- there is benefit in managing a complex business structure
Profit Carryover from Year to Year
If a small business is unable to spend a significant amount of its profit during a tax year on expenses to grow the business, it could make sense to structure the business as a corporation rather than an LLC. This is because of the difference in the way the two business entities are taxed.
A corporation is taxed at about 15% for all profits that carry over to the next tax year. In this same scenario, an LLC member's tax burden would be greater because they pay FICA taxes and federal and state income taxes, which are higher than the 15% corporate rate.
That said, a business owner who anticipates needing to carry profit into the next tax year should look closely at the financial benefits of forming a corporation.
Venture Capital and Investors
If you need to attract investors, starting a corporation could be the best choice for your small business.

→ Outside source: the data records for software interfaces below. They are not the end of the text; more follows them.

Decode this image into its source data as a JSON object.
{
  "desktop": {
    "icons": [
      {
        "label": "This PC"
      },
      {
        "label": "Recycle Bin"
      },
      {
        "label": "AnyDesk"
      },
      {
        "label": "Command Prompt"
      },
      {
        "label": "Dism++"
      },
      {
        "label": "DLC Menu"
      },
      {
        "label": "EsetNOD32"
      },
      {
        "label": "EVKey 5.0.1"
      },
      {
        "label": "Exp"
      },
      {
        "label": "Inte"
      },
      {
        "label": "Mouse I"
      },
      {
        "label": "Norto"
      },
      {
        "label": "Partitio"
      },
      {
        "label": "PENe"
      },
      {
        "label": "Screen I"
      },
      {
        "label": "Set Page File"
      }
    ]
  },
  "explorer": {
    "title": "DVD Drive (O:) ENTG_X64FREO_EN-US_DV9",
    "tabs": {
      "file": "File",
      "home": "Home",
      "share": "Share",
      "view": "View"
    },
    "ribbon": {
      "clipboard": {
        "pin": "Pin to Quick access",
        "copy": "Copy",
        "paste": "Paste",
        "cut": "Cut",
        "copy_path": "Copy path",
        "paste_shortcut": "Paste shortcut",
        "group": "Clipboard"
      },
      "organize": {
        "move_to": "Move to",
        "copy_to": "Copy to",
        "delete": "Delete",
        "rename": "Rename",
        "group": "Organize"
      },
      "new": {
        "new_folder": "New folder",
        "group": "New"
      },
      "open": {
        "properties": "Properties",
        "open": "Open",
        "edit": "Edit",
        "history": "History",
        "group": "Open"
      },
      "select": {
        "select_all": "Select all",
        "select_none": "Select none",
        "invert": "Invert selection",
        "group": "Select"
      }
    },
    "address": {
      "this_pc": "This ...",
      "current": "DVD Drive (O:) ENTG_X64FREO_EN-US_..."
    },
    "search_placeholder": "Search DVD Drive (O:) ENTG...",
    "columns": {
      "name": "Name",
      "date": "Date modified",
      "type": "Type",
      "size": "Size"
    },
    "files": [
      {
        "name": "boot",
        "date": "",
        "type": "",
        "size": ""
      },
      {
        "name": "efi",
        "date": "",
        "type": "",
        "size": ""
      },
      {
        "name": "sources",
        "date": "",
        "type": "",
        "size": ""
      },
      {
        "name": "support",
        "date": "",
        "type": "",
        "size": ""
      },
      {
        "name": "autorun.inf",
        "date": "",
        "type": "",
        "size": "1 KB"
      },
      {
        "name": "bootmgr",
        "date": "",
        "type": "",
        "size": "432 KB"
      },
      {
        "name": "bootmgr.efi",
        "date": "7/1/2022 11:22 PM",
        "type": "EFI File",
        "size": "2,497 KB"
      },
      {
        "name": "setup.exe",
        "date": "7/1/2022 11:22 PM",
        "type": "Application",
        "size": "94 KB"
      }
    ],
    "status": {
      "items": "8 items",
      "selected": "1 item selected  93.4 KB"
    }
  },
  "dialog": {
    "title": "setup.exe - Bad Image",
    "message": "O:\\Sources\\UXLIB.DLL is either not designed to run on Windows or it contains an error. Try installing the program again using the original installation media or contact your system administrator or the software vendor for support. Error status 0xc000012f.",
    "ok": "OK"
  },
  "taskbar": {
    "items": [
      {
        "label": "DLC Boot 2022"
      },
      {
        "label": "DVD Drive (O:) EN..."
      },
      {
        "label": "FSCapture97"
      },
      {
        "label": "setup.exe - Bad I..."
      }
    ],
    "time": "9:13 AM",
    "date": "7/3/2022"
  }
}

An investor in a corporation pays taxes on dividends only when they receive them whereas an investor in an LLC would have to pay taxes regardless of whether they received a distribution or not. The LLC investor might never see a return on their investment but might have to pay taxes every year regardless. This is why investors prefer C corps.
Managing a Complex Business Structure
If the benefits of managing a complex business structure outweigh the costs, starting a corporation could make sense for your small business.
Corporations are more complex organizations compared to LLCs, with increased administrative overhead, more paperwork, and complex compliance requirements. Managing a corporation may require help from an attorney or accountant which can increase overall business costs.